▶ TRY IT
From start to end of the material below, restate each line exactly.
=======
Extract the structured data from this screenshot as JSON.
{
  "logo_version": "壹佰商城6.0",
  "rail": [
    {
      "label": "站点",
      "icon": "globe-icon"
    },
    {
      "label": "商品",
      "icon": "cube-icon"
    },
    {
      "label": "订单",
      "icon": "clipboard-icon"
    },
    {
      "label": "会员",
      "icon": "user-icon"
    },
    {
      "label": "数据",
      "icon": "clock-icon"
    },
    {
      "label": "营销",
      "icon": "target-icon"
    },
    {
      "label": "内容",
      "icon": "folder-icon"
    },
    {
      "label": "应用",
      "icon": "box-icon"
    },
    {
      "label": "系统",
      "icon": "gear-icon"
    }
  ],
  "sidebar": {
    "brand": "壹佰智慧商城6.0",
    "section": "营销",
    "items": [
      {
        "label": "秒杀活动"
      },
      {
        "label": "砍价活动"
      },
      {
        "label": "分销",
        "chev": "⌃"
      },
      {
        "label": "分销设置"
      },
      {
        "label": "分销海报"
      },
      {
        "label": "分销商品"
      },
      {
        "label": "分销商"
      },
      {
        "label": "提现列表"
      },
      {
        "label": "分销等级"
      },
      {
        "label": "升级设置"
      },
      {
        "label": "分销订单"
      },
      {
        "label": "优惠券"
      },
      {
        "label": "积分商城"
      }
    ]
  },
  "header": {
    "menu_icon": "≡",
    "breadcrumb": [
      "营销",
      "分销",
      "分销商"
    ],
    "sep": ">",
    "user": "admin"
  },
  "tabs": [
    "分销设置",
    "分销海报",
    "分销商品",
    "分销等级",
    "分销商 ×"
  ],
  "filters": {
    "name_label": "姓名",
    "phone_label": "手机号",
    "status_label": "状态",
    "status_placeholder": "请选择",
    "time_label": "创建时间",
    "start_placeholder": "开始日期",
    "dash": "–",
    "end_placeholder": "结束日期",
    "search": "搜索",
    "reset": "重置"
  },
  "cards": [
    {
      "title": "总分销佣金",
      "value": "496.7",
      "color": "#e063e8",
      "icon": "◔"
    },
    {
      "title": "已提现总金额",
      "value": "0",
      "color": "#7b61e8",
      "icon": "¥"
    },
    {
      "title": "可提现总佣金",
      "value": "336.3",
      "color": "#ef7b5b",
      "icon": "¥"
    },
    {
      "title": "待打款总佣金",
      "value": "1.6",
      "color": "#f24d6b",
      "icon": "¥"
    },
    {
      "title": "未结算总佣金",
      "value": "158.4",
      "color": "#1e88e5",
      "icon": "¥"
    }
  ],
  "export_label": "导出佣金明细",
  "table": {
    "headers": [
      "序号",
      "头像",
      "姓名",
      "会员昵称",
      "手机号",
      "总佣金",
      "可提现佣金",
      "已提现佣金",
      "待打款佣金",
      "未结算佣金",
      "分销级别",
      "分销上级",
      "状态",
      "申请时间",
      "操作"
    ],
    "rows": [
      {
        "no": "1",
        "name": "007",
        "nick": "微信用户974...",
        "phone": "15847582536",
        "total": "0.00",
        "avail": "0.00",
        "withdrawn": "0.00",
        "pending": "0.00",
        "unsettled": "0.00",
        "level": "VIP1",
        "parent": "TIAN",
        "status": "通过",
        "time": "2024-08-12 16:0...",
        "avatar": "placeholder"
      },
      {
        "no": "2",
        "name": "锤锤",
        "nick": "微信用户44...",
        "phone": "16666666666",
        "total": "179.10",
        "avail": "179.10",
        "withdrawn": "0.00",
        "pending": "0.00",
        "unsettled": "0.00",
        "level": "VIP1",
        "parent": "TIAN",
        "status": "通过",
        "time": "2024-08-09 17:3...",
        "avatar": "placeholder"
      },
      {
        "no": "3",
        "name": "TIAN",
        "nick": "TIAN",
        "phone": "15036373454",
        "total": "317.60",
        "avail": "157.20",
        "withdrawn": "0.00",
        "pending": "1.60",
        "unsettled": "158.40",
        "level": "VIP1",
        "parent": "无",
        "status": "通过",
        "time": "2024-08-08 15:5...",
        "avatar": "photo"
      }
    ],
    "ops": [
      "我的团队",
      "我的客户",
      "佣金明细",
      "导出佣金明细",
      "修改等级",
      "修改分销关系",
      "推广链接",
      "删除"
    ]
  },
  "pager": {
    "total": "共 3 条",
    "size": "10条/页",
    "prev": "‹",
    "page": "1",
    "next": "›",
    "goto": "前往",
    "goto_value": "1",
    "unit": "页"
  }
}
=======
▶ EXERCISE OUTPUT
Extract the structured data from this screenshot as JSON.
{
  "logo_version": "壹佰商城6.0",
  "rail": [
    {
      "label": "站点",
      "icon": "globe-icon"
    },
    {
      "label": "商品",
      "icon": "cube-icon"
    },
    {
      "label": "订单",
      "icon": "clipboard-icon"
    },
    {
      "label": "会员",
      "icon": "user-icon"
    },
    {
      "label": "数据",
      "icon": "clock-icon"
    },
    {
      "label": "营销",
      "icon": "target-icon"
    },
    {
      "label": "内容",
      "icon": "folder-icon"
    },
    {
      "label": "应用",
      "icon": "box-icon"
    },
    {
      "label": "系统",
      "icon": "gear-icon"
    }
  ],
  "sidebar": {
    "brand": "壹佰智慧商城6.0",
    "section": "营销",
    "items": [
      {
        "label": "秒杀活动"
      },
      {
        "label": "砍价活动"
      },
      {
        "label": "分销",
        "chev": "⌃"
      },
      {
        "label": "分销设置"
      },
      {
        "label": "分销海报"
      },
      {
        "label": "分销商品"
      },
      {
        "label": "分销商"
      },
      {
        "label": "提现列表"
      },
      {
        "label": "分销等级"
      },
      {
        "label": "升级设置"
      },
      {
        "label": "分销订单"
      },
      {
        "label": "优惠券"
      },
      {
        "label": "积分商城"
      }
    ]
  },
  "header": {
    "menu_icon": "≡",
    "breadcrumb": [
      "营销",
      "分销",
      "分销商"
    ],
    "sep": ">",
    "user": "admin"
  },
  "tabs": [
    "分销设置",
    "分销海报",
    "分销商品",
    "分销等级",
    "分销商 ×"
  ],
  "filters": {
    "name_label": "姓名",
    "phone_label": "手机号",
    "status_label": "状态",
    "status_placeholder": "请选择",
    "time_label": "创建时间",
    "start_placeholder": "开始日期",
    "dash": "–",
    "end_placeholder": "结束日期",
    "search": "搜索",
    "reset": "重置"
  },
  "cards": [
    {
      "title": "总分销佣金",
      "value": "496.7",
      "color": "#e063e8",
      "icon": "◔"
    },
    {
      "title": "已提现总金额",
      "value": "0",
      "color": "#7b61e8",
      "icon": "¥"
    },
    {
      "title": "可提现总佣金",
      "value": "336.3",
      "color": "#ef7b5b",
      "icon": "¥"
    },
    {
      "title": "待打款总佣金",
      "value": "1.6",
      "color": "#f24d6b",
      "icon": "¥"
    },
    {
      "title": "未结算总佣金",
      "value": "158.4",
      "color": "#1e88e5",
      "icon": "¥"
    }
  ],
  "export_label": "导出佣金明细",
  "table": {
    "headers": [
      "序号",
      "头像",
      "姓名",
      "会员昵称",
      "手机号",
      "总佣金",
      "可提现佣金",
      "已提现佣金",
      "待打款佣金",
      "未结算佣金",
      "分销级别",
      "分销上级",
      "状态",
      "申请时间",
      "操作"
    ],
    "rows": [
      {
        "no": "1",
        "name": "007",
        "nick": "微信用户974...",
        "phone": "15847582536",
        "total": "0.00",
        "avail": "0.00",
        "withdrawn": "0.00",
        "pending": "0.00",
        "unsettled": "0.00",
        "level": "VIP1",
        "parent": "TIAN",
        "status": "通过",
        "time": "2024-08-12 16:0...",
        "avatar": "placeholder"
      },
      {
        "no": "2",
        "name": "锤锤",
        "nick": "微信用户44...",
        "phone": "16666666666",
        "total": "179.10",
        "avail": "179.10",
        "withdrawn": "0.00",
        "pending": "0.00",
        "unsettled": "0.00",
        "level": "VIP1",
        "parent": "TIAN",
        "status": "通过",
        "time": "2024-08-09 17:3...",
        "avatar": "placeholder"
      },
      {
        "no": "3",
        "name": "TIAN",
        "nick": "TIAN",
        "phone": "15036373454",
        "total": "317.60",
        "avail": "157.20",
        "withdrawn": "0.00",
        "pending": "1.60",
        "unsettled": "158.40",
        "level": "VIP1",
        "parent": "无",
        "status": "通过",
        "time": "2024-08-08 15:5...",
        "avatar": "photo"
      }
    ],
    "ops": [
      "我的团队",
      "我的客户",
      "佣金明细",
      "导出佣金明细",
      "修改等级",
      "修改分销关系",
      "推广链接",
      "删除"
    ]
  },
  "pager": {
    "total": "共 3 条",
    "size": "10条/页",
    "prev": "‹",
    "page": "1",
    "next": "›",
    "goto": "前往",
    "goto_value": "1",
    "unit": "页"
  }
}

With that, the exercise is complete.